Stored dataset items:

____________

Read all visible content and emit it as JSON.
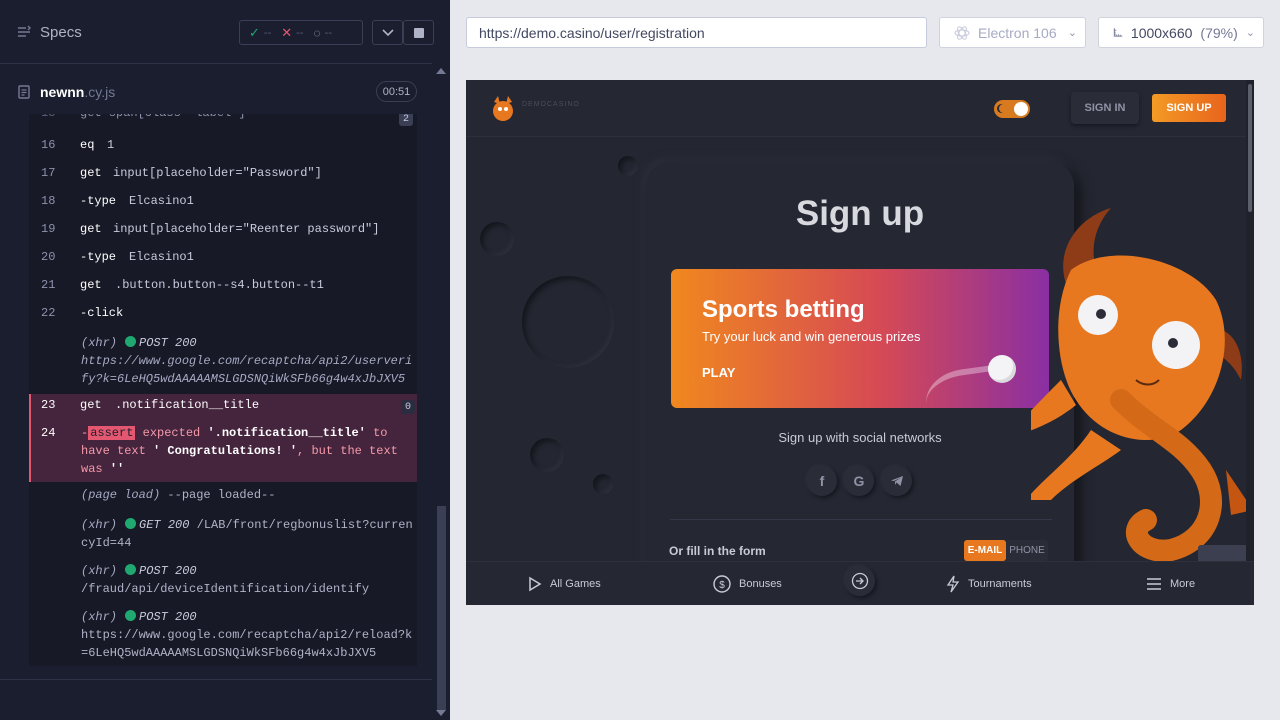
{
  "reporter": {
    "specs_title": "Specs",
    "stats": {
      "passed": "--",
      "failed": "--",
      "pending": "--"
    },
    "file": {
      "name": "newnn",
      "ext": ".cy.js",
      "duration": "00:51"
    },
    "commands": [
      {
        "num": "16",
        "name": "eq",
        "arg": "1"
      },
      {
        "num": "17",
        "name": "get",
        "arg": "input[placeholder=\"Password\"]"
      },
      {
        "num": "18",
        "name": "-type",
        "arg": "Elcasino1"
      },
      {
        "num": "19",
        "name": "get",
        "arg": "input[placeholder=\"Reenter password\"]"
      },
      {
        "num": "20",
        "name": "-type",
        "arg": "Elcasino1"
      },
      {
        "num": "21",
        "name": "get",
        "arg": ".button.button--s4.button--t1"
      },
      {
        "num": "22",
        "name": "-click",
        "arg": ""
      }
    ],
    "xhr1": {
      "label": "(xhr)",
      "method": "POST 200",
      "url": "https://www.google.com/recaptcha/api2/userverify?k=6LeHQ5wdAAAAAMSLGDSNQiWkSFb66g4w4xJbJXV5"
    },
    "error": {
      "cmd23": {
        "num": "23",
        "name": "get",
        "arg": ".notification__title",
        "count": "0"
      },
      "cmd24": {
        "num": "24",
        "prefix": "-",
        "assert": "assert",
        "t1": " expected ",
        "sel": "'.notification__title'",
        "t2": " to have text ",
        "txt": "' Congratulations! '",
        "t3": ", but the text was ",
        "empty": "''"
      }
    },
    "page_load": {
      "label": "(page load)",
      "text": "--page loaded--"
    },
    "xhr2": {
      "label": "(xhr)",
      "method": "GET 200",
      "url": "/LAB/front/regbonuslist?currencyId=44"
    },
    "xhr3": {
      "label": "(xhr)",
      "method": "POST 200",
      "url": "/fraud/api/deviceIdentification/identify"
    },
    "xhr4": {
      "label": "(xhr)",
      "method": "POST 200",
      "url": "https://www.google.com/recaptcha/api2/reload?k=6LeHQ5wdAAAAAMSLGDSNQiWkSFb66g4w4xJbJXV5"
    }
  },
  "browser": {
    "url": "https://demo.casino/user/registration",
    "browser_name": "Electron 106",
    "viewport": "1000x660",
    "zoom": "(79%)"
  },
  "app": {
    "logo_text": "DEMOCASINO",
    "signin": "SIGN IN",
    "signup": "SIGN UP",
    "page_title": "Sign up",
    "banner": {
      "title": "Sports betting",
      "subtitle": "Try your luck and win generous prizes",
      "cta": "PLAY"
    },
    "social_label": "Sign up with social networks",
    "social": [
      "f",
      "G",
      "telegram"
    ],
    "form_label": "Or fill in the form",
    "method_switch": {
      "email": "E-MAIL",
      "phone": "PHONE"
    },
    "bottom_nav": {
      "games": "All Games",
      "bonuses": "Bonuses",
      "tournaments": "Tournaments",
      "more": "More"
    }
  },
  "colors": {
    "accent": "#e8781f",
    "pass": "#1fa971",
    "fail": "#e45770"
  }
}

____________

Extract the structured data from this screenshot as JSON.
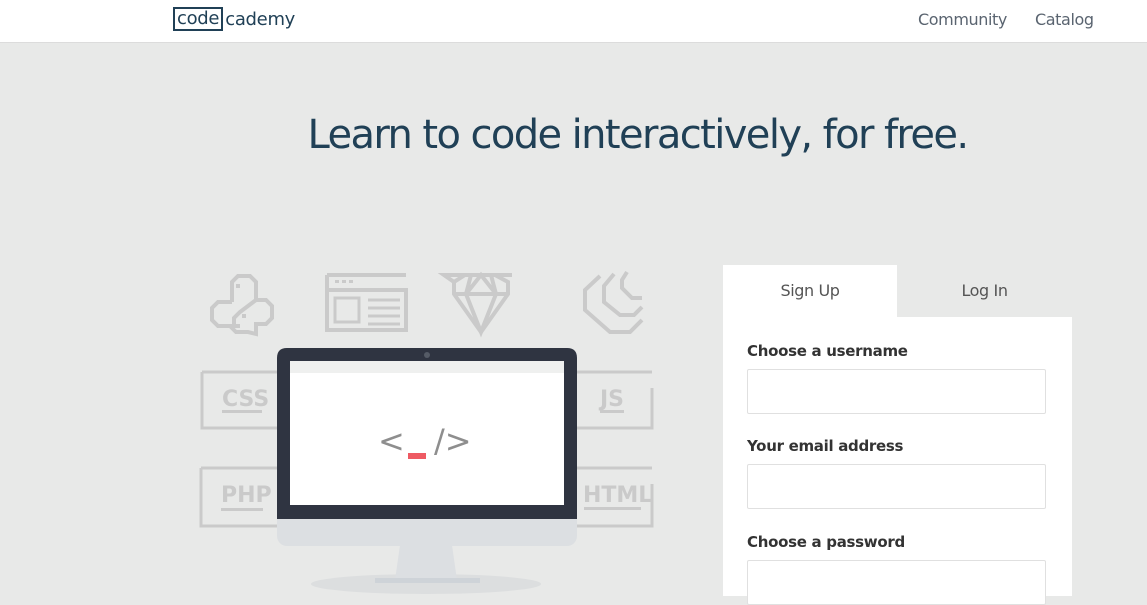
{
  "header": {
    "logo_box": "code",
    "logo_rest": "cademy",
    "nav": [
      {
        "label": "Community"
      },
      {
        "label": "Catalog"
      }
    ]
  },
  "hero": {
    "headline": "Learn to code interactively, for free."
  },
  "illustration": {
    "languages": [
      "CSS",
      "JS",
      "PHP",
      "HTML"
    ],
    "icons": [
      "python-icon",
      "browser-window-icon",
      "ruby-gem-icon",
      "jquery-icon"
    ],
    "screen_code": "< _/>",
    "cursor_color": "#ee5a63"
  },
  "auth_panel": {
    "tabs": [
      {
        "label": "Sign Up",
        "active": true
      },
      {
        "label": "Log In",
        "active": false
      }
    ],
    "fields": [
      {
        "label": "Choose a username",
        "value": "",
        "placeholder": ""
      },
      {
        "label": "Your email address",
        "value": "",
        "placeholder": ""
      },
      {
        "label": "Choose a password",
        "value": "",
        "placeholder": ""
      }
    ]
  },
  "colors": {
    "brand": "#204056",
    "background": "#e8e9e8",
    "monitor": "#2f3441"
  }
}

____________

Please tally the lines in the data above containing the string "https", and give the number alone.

◆ ANSWER FOR THE TASK
3